§ **EXTRACTED MATERIAL**

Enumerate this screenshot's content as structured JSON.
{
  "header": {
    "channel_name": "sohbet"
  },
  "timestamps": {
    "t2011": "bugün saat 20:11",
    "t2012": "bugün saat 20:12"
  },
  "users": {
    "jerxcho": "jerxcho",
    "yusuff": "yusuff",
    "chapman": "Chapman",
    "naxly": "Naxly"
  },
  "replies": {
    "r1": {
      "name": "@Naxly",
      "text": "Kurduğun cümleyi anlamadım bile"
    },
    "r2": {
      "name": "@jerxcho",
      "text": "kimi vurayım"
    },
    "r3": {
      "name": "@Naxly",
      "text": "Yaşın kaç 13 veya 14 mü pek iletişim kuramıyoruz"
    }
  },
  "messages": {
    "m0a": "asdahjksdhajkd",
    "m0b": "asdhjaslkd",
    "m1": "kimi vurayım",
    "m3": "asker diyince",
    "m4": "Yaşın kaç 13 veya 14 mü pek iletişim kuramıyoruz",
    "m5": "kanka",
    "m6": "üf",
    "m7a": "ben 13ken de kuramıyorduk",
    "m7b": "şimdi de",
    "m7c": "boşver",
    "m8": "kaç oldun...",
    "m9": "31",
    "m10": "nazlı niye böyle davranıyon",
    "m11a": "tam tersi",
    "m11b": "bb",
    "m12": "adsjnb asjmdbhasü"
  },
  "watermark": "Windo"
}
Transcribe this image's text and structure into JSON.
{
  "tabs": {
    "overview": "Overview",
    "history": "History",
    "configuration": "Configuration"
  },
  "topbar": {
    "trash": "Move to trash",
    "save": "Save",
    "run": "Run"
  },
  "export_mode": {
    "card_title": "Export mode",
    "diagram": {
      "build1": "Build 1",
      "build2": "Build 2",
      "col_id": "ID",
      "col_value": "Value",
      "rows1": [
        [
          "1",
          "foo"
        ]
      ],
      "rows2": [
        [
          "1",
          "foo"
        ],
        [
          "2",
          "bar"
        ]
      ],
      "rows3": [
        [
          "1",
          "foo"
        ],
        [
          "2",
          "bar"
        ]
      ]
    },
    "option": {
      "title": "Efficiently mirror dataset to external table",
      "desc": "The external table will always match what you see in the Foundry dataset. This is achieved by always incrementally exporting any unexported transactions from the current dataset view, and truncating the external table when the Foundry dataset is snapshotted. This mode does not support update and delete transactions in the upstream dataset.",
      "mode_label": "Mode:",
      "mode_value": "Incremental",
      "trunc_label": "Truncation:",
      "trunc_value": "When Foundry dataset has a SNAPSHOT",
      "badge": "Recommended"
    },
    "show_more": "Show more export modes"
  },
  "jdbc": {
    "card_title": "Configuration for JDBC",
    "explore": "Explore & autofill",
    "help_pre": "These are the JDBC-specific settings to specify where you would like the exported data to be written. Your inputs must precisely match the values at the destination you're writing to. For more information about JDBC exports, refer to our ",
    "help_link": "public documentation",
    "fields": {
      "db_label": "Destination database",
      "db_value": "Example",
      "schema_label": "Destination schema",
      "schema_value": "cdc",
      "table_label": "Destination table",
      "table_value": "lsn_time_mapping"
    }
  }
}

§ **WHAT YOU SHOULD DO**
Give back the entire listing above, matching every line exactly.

§ **REPLY TO THE TASK**
Enumerate this screenshot's content as structured JSON.
{
  "header": {
    "channel_name": "sohbet"
  },
  "timestamps": {
    "t2011": "bugün saat 20:11",
    "t2012": "bugün saat 20:12"
  },
  "users": {
    "jerxcho": "jerxcho",
    "yusuff": "yusuff",
    "chapman": "Chapman",
    "naxly": "Naxly"
  },
  "replies": {
    "r1": {
      "name": "@Naxly",
      "text": "Kurduğun cümleyi anlamadım bile"
    },
    "r2": {
      "name": "@jerxcho",
      "text": "kimi vurayım"
    },
    "r3": {
      "name": "@Naxly",
      "text": "Yaşın kaç 13 veya 14 mü pek iletişim kuramıyoruz"
    }
  },
  "messages": {
    "m0a": "asdahjksdhajkd",
    "m0b": "asdhjaslkd",
    "m1": "kimi vurayım",
    "m3": "asker diyince",
    "m4": "Yaşın kaç 13 veya 14 mü pek iletişim kuramıyoruz",
    "m5": "kanka",
    "m6": "üf",
    "m7a": "ben 13ken de kuramıyorduk",
    "m7b": "şimdi de",
    "m7c": "boşver",
    "m8": "kaç oldun...",
    "m9": "31",
    "m10": "nazlı niye böyle davranıyon",
    "m11a": "tam tersi",
    "m11b": "bb",
    "m12": "adsjnb asjmdbhasü"
  },
  "watermark": "Windo"
}
Transcribe this image's text and structure into JSON.
{
  "tabs": {
    "overview": "Overview",
    "history": "History",
    "configuration": "Configuration"
  },
  "topbar": {
    "trash": "Move to trash",
    "save": "Save",
    "run": "Run"
  },
  "export_mode": {
    "card_title": "Export mode",
    "diagram": {
      "build1": "Build 1",
      "build2": "Build 2",
      "col_id": "ID",
      "col_value": "Value",
      "rows1": [
        [
          "1",
          "foo"
        ]
      ],
      "rows2": [
        [
          "1",
          "foo"
        ],
        [
          "2",
          "bar"
        ]
      ],
      "rows3": [
        [
          "1",
          "foo"
        ],
        [
          "2",
          "bar"
        ]
      ]
    },
    "option": {
      "title": "Efficiently mirror dataset to external table",
      "desc": "The external table will always match what you see in the Foundry dataset. This is achieved by always incrementally exporting any unexported transactions from the current dataset view, and truncating the external table when the Foundry dataset is snapshotted. This mode does not support update and delete transactions in the upstream dataset.",
      "mode_label": "Mode:",
      "mode_value": "Incremental",
      "trunc_label": "Truncation:",
      "trunc_value": "When Foundry dataset has a SNAPSHOT",
      "badge": "Recommended"
    },
    "show_more": "Show more export modes"
  },
  "jdbc": {
    "card_title": "Configuration for JDBC",
    "explore": "Explore & autofill",
    "help_pre": "These are the JDBC-specific settings to specify where you would like the exported data to be written. Your inputs must precisely match the values at the destination you're writing to. For more information about JDBC exports, refer to our ",
    "help_link": "public documentation",
    "fields": {
      "db_label": "Destination database",
      "db_value": "Example",
      "schema_label": "Destination schema",
      "schema_value": "cdc",
      "table_label": "Destination table",
      "table_value": "lsn_time_mapping"
    }
  }
}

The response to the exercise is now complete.